- Low vision
- Color blindness
- Cognitive barriers
- Cognitive disability
- Learning difficulty
- Hearing impairments
- Mobility disability
- Physical/mobility disability (permanent)
- Physical/mobility disability (temporary)
In broad terms, accessibility aims to support anything that impacts the ability and/or time to process information.
Designing Accessible Learning Resources
As learning resource designers, we have the tools to ensure that our products are accessible to individuals with disabilities.
Often the most tempting decision is to not be too concerned about accessibility in resource design and leave it to a support teacher in the classroom to help struggling students navigate resources.
Consider the teacher buyer who is deciding between your product and another product. They both seem perfect but yours has one enormous advantage – it’s accessible.
Resource design accessibility checklist
Here is a starting point. You can use this checklist below for your resource creation.
It is important to note however that this is a quick checklist of design considerations for accessibility.
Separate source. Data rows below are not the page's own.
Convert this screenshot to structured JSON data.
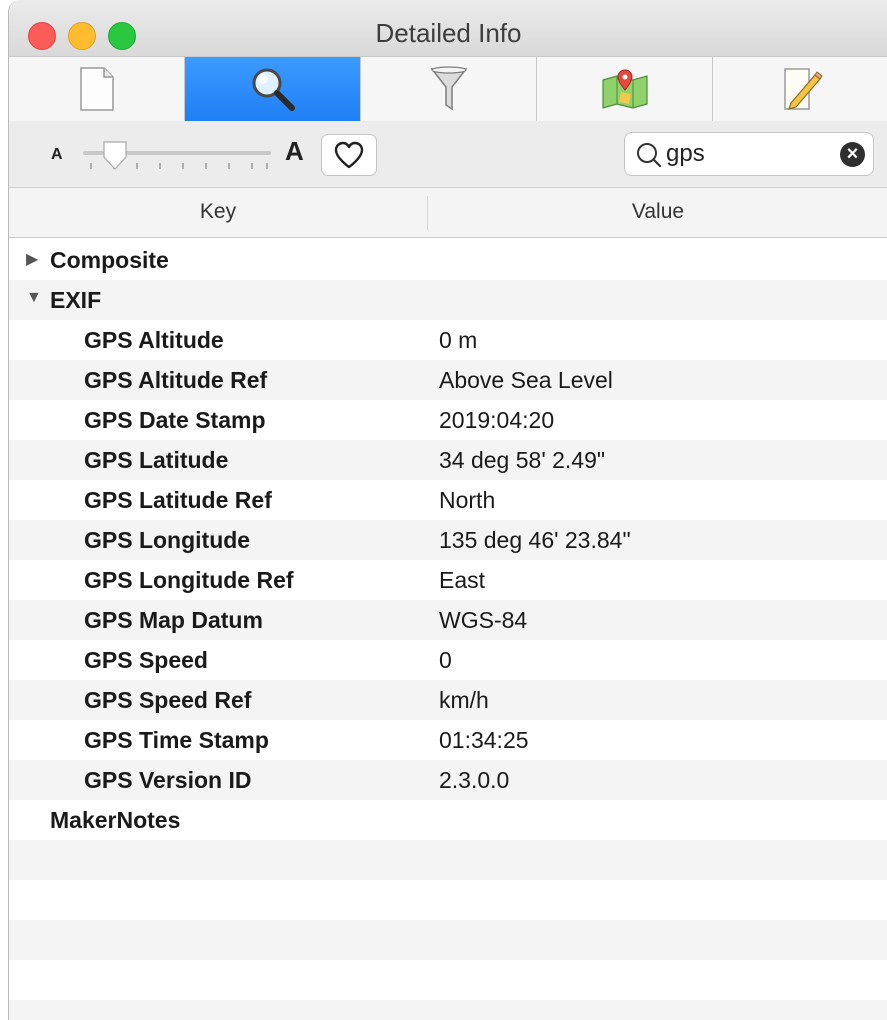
{
  "window": {
    "title": "Detailed Info"
  },
  "tabs": [
    {
      "icon": "document-icon",
      "active": false
    },
    {
      "icon": "magnifier-icon",
      "active": true
    },
    {
      "icon": "funnel-icon",
      "active": false
    },
    {
      "icon": "map-icon",
      "active": false
    },
    {
      "icon": "pencil-note-icon",
      "active": false
    }
  ],
  "toolbar": {
    "size_small_label": "A",
    "size_large_label": "A",
    "search_value": "gps"
  },
  "table": {
    "columns": [
      "Key",
      "Value"
    ],
    "groups": [
      {
        "label": "Composite",
        "expanded": false
      },
      {
        "label": "EXIF",
        "expanded": true
      }
    ],
    "rows": [
      {
        "key": "GPS Altitude",
        "value": "0 m"
      },
      {
        "key": "GPS Altitude Ref",
        "value": "Above Sea Level"
      },
      {
        "key": "GPS Date Stamp",
        "value": "2019:04:20"
      },
      {
        "key": "GPS Latitude",
        "value": "34 deg 58' 2.49\""
      },
      {
        "key": "GPS Latitude Ref",
        "value": "North"
      },
      {
        "key": "GPS Longitude",
        "value": "135 deg 46' 23.84\""
      },
      {
        "key": "GPS Longitude Ref",
        "value": "East"
      },
      {
        "key": "GPS Map Datum",
        "value": "WGS-84"
      },
      {
        "key": "GPS Speed",
        "value": "0"
      },
      {
        "key": "GPS Speed Ref",
        "value": "km/h"
      },
      {
        "key": "GPS Time Stamp",
        "value": "01:34:25"
      },
      {
        "key": "GPS Version ID",
        "value": "2.3.0.0"
      }
    ],
    "trailing_group": "MakerNotes"
  },
  "colors": {
    "accent": "#1f7ff5",
    "close": "#fd5b57",
    "minimize": "#febc2e",
    "maximize": "#29c840"
  }
}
To fully understand accessibility, it is also important to understand the adaptive strategies individuals with disabilities use to navigate digital learning resources. (Next month’s blog article will cover adaptive strategies.)
- Structure content with headings: Utilize proper heading styles to structure the document hierarchy. Headings should be hierarchical and reflect the organization of the content. This helps screen readers and users navigate through the document easily.
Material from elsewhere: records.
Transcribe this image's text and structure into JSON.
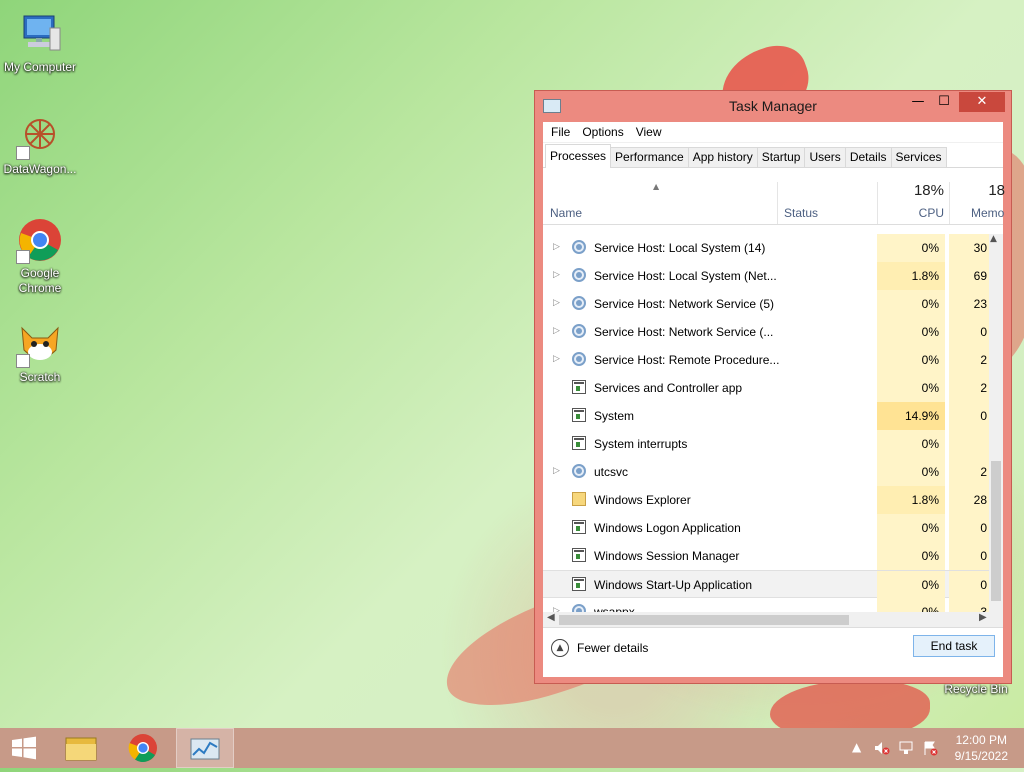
{
  "desktop": {
    "icons": [
      {
        "label": "My Computer"
      },
      {
        "label": "DataWagon..."
      },
      {
        "label": "Google Chrome"
      },
      {
        "label": "Scratch"
      },
      {
        "label": "Recycle Bin"
      }
    ]
  },
  "window": {
    "title": "Task Manager",
    "controls": {
      "minimize": "—",
      "maximize": "☐",
      "close": "✕"
    },
    "menu": [
      "File",
      "Options",
      "View"
    ],
    "tabs": [
      "Processes",
      "Performance",
      "App history",
      "Startup",
      "Users",
      "Details",
      "Services"
    ],
    "active_tab": "Processes",
    "columns": {
      "name": "Name",
      "status": "Status",
      "cpu_label": "CPU",
      "cpu_total": "18%",
      "memory_label": "Memo",
      "memory_total": "18"
    },
    "processes": [
      {
        "name": "Service Host: Local System (14)",
        "cpu": "0%",
        "memory": "30",
        "icon": "gear-icon",
        "expandable": true,
        "cpu_level": 0
      },
      {
        "name": "Service Host: Local System (Net...",
        "cpu": "1.8%",
        "memory": "69",
        "icon": "gear-icon",
        "expandable": true,
        "cpu_level": 1
      },
      {
        "name": "Service Host: Network Service (5)",
        "cpu": "0%",
        "memory": "23",
        "icon": "gear-icon",
        "expandable": true,
        "cpu_level": 0
      },
      {
        "name": "Service Host: Network Service (...",
        "cpu": "0%",
        "memory": "0",
        "icon": "gear-icon",
        "expandable": true,
        "cpu_level": 0
      },
      {
        "name": "Service Host: Remote Procedure...",
        "cpu": "0%",
        "memory": "2",
        "icon": "gear-icon",
        "expandable": true,
        "cpu_level": 0
      },
      {
        "name": "Services and Controller app",
        "cpu": "0%",
        "memory": "2",
        "icon": "window-icon",
        "expandable": false,
        "cpu_level": 0
      },
      {
        "name": "System",
        "cpu": "14.9%",
        "memory": "0",
        "icon": "window-icon",
        "expandable": false,
        "cpu_level": 2
      },
      {
        "name": "System interrupts",
        "cpu": "0%",
        "memory": "",
        "icon": "window-icon",
        "expandable": false,
        "cpu_level": 0
      },
      {
        "name": "utcsvc",
        "cpu": "0%",
        "memory": "2",
        "icon": "gear-icon",
        "expandable": true,
        "cpu_level": 0
      },
      {
        "name": "Windows Explorer",
        "cpu": "1.8%",
        "memory": "28",
        "icon": "folder-icon",
        "expandable": false,
        "cpu_level": 1
      },
      {
        "name": "Windows Logon Application",
        "cpu": "0%",
        "memory": "0",
        "icon": "window-icon",
        "expandable": false,
        "cpu_level": 0
      },
      {
        "name": "Windows Session Manager",
        "cpu": "0%",
        "memory": "0",
        "icon": "window-icon",
        "expandable": false,
        "cpu_level": 0
      },
      {
        "name": "Windows Start-Up Application",
        "cpu": "0%",
        "memory": "0",
        "icon": "window-icon",
        "expandable": false,
        "cpu_level": 0,
        "selected": true
      },
      {
        "name": "wsappx",
        "cpu": "0%",
        "memory": "3",
        "icon": "gear-icon",
        "expandable": true,
        "cpu_level": 0
      }
    ],
    "footer": {
      "fewer_details": "Fewer details",
      "end_task": "End task"
    }
  },
  "taskbar": {
    "clock_time": "12:00 PM",
    "clock_date": "9/15/2022"
  },
  "colors": {
    "window_frame": "#ec8a80",
    "close_button": "#c9483d",
    "taskbar": "#c79a88",
    "cpu_heat_low": "#fff4c8",
    "cpu_heat_mid": "#ffeeb2",
    "cpu_heat_high": "#ffe394"
  }
}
- Properly tag PDF documents: Tagging PDF content is essential for accessibility. Use the built-in tagging feature in design software or add tags manually. Tags help screen readers interpret the structure and content of the document.
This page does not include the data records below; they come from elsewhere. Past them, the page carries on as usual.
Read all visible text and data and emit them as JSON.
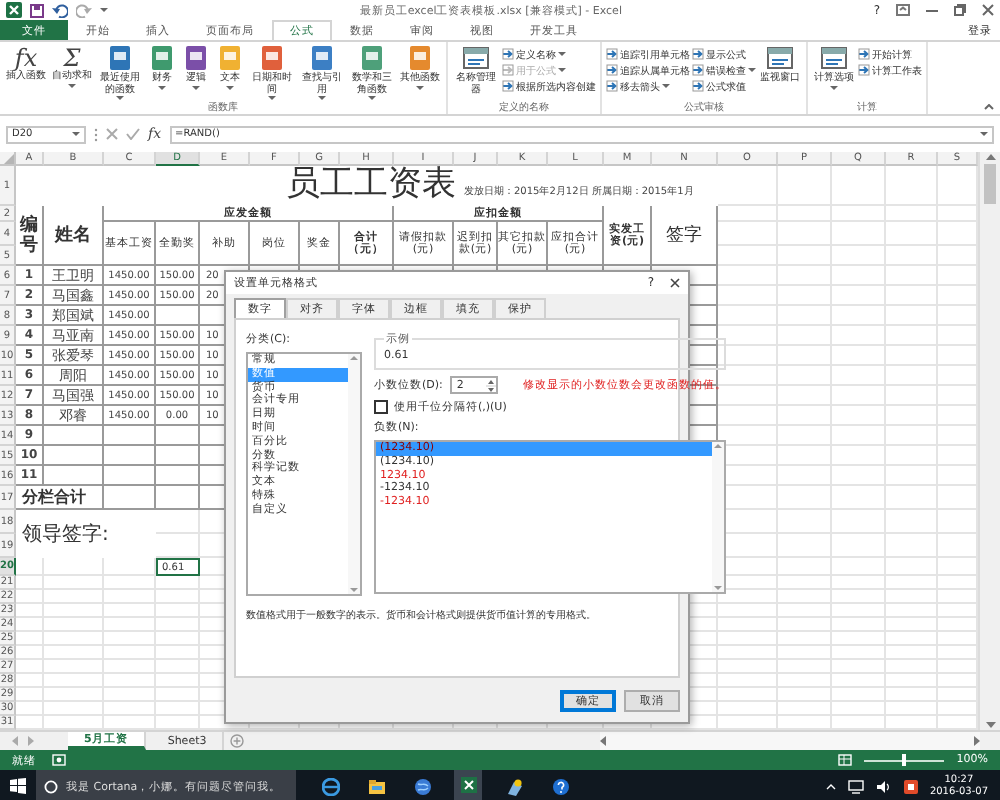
{
  "window": {
    "title": "最新员工excel工资表模板.xlsx [兼容模式] - Excel",
    "help": "?"
  },
  "ribbon_tabs": [
    {
      "label": "文件",
      "kind": "file",
      "selected": false
    },
    {
      "label": "开始",
      "kind": "tab",
      "selected": false
    },
    {
      "label": "插入",
      "kind": "tab",
      "selected": false
    },
    {
      "label": "页面布局",
      "kind": "tab",
      "selected": false
    },
    {
      "label": "公式",
      "kind": "tab",
      "selected": true
    },
    {
      "label": "数据",
      "kind": "tab",
      "selected": false
    },
    {
      "label": "审阅",
      "kind": "tab",
      "selected": false
    },
    {
      "label": "视图",
      "kind": "tab",
      "selected": false
    },
    {
      "label": "开发工具",
      "kind": "tab",
      "selected": false
    }
  ],
  "account": "登录",
  "ribbon_groups": [
    {
      "label": "函数库",
      "commands": [
        {
          "label": "插入函数",
          "kind": "glyph",
          "glyph": "fx",
          "dropdown": false,
          "disabled": false
        },
        {
          "label": "自动求和",
          "kind": "glyph",
          "glyph": "Σ",
          "dropdown": true,
          "disabled": false
        },
        {
          "label": "最近使用的函数",
          "kind": "tile",
          "color": "#2e75b6",
          "dropdown": true,
          "disabled": false
        },
        {
          "label": "财务",
          "kind": "tile",
          "color": "#3f9a6e",
          "dropdown": true,
          "disabled": false
        },
        {
          "label": "逻辑",
          "kind": "tile",
          "color": "#7b4fa8",
          "dropdown": true,
          "disabled": false
        },
        {
          "label": "文本",
          "kind": "tile",
          "color": "#f0b132",
          "dropdown": true,
          "disabled": false
        },
        {
          "label": "日期和时间",
          "kind": "tile",
          "color": "#e0603c",
          "dropdown": true,
          "disabled": false
        },
        {
          "label": "查找与引用",
          "kind": "tile",
          "color": "#3c7fc4",
          "dropdown": true,
          "disabled": false
        },
        {
          "label": "数学和三角函数",
          "kind": "tile",
          "color": "#4ea07a",
          "dropdown": true,
          "disabled": false
        },
        {
          "label": "其他函数",
          "kind": "tile",
          "color": "#e58a2e",
          "dropdown": true,
          "disabled": false
        }
      ]
    },
    {
      "label": "定义的名称",
      "commands": [
        {
          "label": "名称管理器",
          "kind": "large",
          "dropdown": false,
          "disabled": false
        },
        {
          "label": "定义名称",
          "kind": "small",
          "dropdown": true,
          "disabled": false
        },
        {
          "label": "用于公式",
          "kind": "small",
          "dropdown": true,
          "disabled": true
        },
        {
          "label": "根据所选内容创建",
          "kind": "small",
          "dropdown": false,
          "disabled": false
        }
      ]
    },
    {
      "label": "公式审核",
      "commands": [
        {
          "label": "追踪引用单元格",
          "kind": "small",
          "dropdown": false,
          "disabled": false
        },
        {
          "label": "追踪从属单元格",
          "kind": "small",
          "dropdown": false,
          "disabled": false
        },
        {
          "label": "移去箭头",
          "kind": "small",
          "dropdown": true,
          "disabled": false
        },
        {
          "label": "显示公式",
          "kind": "small",
          "dropdown": false,
          "disabled": false
        },
        {
          "label": "错误检查",
          "kind": "small",
          "dropdown": true,
          "disabled": false
        },
        {
          "label": "公式求值",
          "kind": "small",
          "dropdown": false,
          "disabled": false
        },
        {
          "label": "监视窗口",
          "kind": "large",
          "dropdown": false,
          "disabled": false
        }
      ]
    },
    {
      "label": "计算",
      "commands": [
        {
          "label": "计算选项",
          "kind": "large",
          "dropdown": true,
          "disabled": false
        },
        {
          "label": "开始计算",
          "kind": "small",
          "dropdown": false,
          "disabled": false
        },
        {
          "label": "计算工作表",
          "kind": "small",
          "dropdown": false,
          "disabled": false
        }
      ]
    }
  ],
  "formula_bar": {
    "name_box": "D20",
    "function_glyph": "fx",
    "formula": "=RAND()"
  },
  "columns": [
    {
      "label": "A",
      "selected": false
    },
    {
      "label": "B",
      "selected": false
    },
    {
      "label": "C",
      "selected": false
    },
    {
      "label": "D",
      "selected": true
    },
    {
      "label": "E",
      "selected": false
    },
    {
      "label": "F",
      "selected": false
    },
    {
      "label": "G",
      "selected": false
    },
    {
      "label": "H",
      "selected": false
    },
    {
      "label": "I",
      "selected": false
    },
    {
      "label": "J",
      "selected": false
    },
    {
      "label": "K",
      "selected": false
    },
    {
      "label": "L",
      "selected": false
    },
    {
      "label": "M",
      "selected": false
    },
    {
      "label": "N",
      "selected": false
    },
    {
      "label": "O",
      "selected": false
    },
    {
      "label": "P",
      "selected": false
    },
    {
      "label": "Q",
      "selected": false
    },
    {
      "label": "R",
      "selected": false
    },
    {
      "label": "S",
      "selected": false
    }
  ],
  "row_numbers": [
    {
      "label": "1",
      "selected": false
    },
    {
      "label": "2",
      "selected": false
    },
    {
      "label": "4",
      "selected": false
    },
    {
      "label": "5",
      "selected": false
    },
    {
      "label": "6",
      "selected": false
    },
    {
      "label": "7",
      "selected": false
    },
    {
      "label": "8",
      "selected": false
    },
    {
      "label": "9",
      "selected": false
    },
    {
      "label": "10",
      "selected": false
    },
    {
      "label": "11",
      "selected": false
    },
    {
      "label": "12",
      "selected": false
    },
    {
      "label": "13",
      "selected": false
    },
    {
      "label": "14",
      "selected": false
    },
    {
      "label": "15",
      "selected": false
    },
    {
      "label": "16",
      "selected": false
    },
    {
      "label": "17",
      "selected": false
    },
    {
      "label": "18",
      "selected": false
    },
    {
      "label": "19",
      "selected": false
    },
    {
      "label": "20",
      "selected": true
    },
    {
      "label": "21",
      "selected": false
    },
    {
      "label": "22",
      "selected": false
    },
    {
      "label": "23",
      "selected": false
    },
    {
      "label": "24",
      "selected": false
    },
    {
      "label": "25",
      "selected": false
    },
    {
      "label": "26",
      "selected": false
    },
    {
      "label": "27",
      "selected": false
    },
    {
      "label": "28",
      "selected": false
    },
    {
      "label": "29",
      "selected": false
    },
    {
      "label": "30",
      "selected": false
    },
    {
      "label": "31",
      "selected": false
    }
  ],
  "sheet": {
    "title": "员工工资表",
    "dates": "发放日期：2015年2月12日 所属日期：2015年1月",
    "header": {
      "number": "编号",
      "name": "姓名",
      "gross": "应发金额",
      "gross_items": [
        "基本工资",
        "全勤奖",
        "补助",
        "岗位",
        "奖金",
        "合计（元）"
      ],
      "deductions": "应扣金额",
      "deduction_items": [
        "请假扣款(元)",
        "迟到扣款(元)",
        "其它扣款(元)",
        "应扣合计(元)"
      ],
      "net": "实发工资(元)",
      "signature": "签字"
    },
    "rows": [
      {
        "number": "1",
        "name": "王卫明",
        "base": "1450.00",
        "attendance": "150.00",
        "allowance": "20"
      },
      {
        "number": "2",
        "name": "马国鑫",
        "base": "1450.00",
        "attendance": "150.00",
        "allowance": "20"
      },
      {
        "number": "3",
        "name": "郑国斌",
        "base": "1450.00"
      },
      {
        "number": "4",
        "name": "马亚南",
        "base": "1450.00",
        "attendance": "150.00",
        "allowance": "10"
      },
      {
        "number": "5",
        "name": "张爱琴",
        "base": "1450.00",
        "attendance": "150.00",
        "allowance": "10"
      },
      {
        "number": "6",
        "name": "周阳",
        "base": "1450.00",
        "attendance": "150.00",
        "allowance": "10"
      },
      {
        "number": "7",
        "name": "马国强",
        "base": "1450.00",
        "attendance": "150.00",
        "allowance": "10"
      },
      {
        "number": "8",
        "name": "邓睿",
        "base": "1450.00",
        "attendance": "0.00",
        "allowance": "10"
      },
      {
        "number": "9"
      },
      {
        "number": "10"
      },
      {
        "number": "11"
      }
    ],
    "subtotal": "分栏合计",
    "approval": "领导签字:",
    "active_cell": "0.61"
  },
  "dialog": {
    "title": "设置单元格格式",
    "help": "?",
    "tabs": [
      {
        "label": "数字",
        "selected": true
      },
      {
        "label": "对齐",
        "selected": false
      },
      {
        "label": "字体",
        "selected": false
      },
      {
        "label": "边框",
        "selected": false
      },
      {
        "label": "填充",
        "selected": false
      },
      {
        "label": "保护",
        "selected": false
      }
    ],
    "category_label": "分类(C):",
    "categories": [
      {
        "label": "常规",
        "selected": false
      },
      {
        "label": "数值",
        "selected": true
      },
      {
        "label": "货币",
        "selected": false
      },
      {
        "label": "会计专用",
        "selected": false
      },
      {
        "label": "日期",
        "selected": false
      },
      {
        "label": "时间",
        "selected": false
      },
      {
        "label": "百分比",
        "selected": false
      },
      {
        "label": "分数",
        "selected": false
      },
      {
        "label": "科学记数",
        "selected": false
      },
      {
        "label": "文本",
        "selected": false
      },
      {
        "label": "特殊",
        "selected": false
      },
      {
        "label": "自定义",
        "selected": false
      }
    ],
    "sample_label": "示例",
    "sample": "0.61",
    "decimals_label": "小数位数(D):",
    "decimals": "2",
    "note": "修改显示的小数位数会更改函数的值。",
    "separator": {
      "label": "使用千位分隔符(,)(U)",
      "checked": false
    },
    "negative_label": "负数(N):",
    "negatives": [
      {
        "label": "(1234.10)",
        "red": true,
        "selected": true
      },
      {
        "label": "(1234.10)",
        "red": false,
        "selected": false
      },
      {
        "label": "1234.10",
        "red": true,
        "selected": false
      },
      {
        "label": "-1234.10",
        "red": false,
        "selected": false
      },
      {
        "label": "-1234.10",
        "red": true,
        "selected": false
      }
    ],
    "description": "数值格式用于一般数字的表示。货币和会计格式则提供货币值计算的专用格式。",
    "buttons": [
      {
        "label": "确定",
        "default": true
      },
      {
        "label": "取消",
        "default": false
      }
    ]
  },
  "sheet_tabs": [
    {
      "label": "5月工资",
      "selected": true
    },
    {
      "label": "Sheet3",
      "selected": false
    }
  ],
  "status_bar": {
    "status": "就绪",
    "zoom": "100%",
    "level": 0.5
  },
  "taskbar": {
    "search": "我是 Cortana，小娜。有问题尽管问我。",
    "time": "10:27",
    "date": "2016-03-07"
  }
}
- Provide navigational aids: With longer documents, include a table of contents and bookmarks to assist users in navigating long or complex resources. These aids enable users to quickly jump to different sections of the document.
- Provide accessible document versions: If possible, offer alternative accessible formats alongside the resource, such as HTML or plain text formats. This ensures that individuals using different assistive technologies can access the information effectively.
- Use readable fonts and font sizes: Select fonts that are legible and widely available. Avoid using decorative or complex fonts that may be difficult to read. Additionally, ensure that the font size is large enough for comfortable reading.
- Check reading order and logical flow: Verify that the reading order of the document follows a logical flow and corresponds to the visual layout. Ensure that the content is presented in a sequential and meaningful manner.
- Ensure color contrast: Choose color combinations that provide sufficient contrast between text and background. This helps individuals with low vision and color blindness read the content easily. Use color contrast checkers to verify if your color choices meet accessibility standards.
- Avoid relying solely on color: Use color as an enhancement rather than the sole means of conveying information. Provide text or other visual cues in addition to color to ensure that information is accessible to individuals who may have color vision deficiencies.
- Use descriptive alternative text (alt text): Add alt text to all images, graphics, charts, diagrams, graphs, and infographics. Alt text should provide a clear and concise description of the visual content, conveying its meaning to individuals who cannot see the images. For complex items write long descriptions and supply as a separate text file.
- Test with assistive technologies: Use screen readers and other assistive technologies to test the accessibility of the resource. This will help identify any issues and allow for necessary adjustments to improve accessibility.
By implementing these guidelines, resource designers can create products that are more inclusive and accessible to individuals with disabilities.
Useful links and article references
Collaboration with content creators, accessibility specialists, and usability experts can also help ensure the best possible accessibility outcomes.
American Foundation for the Blind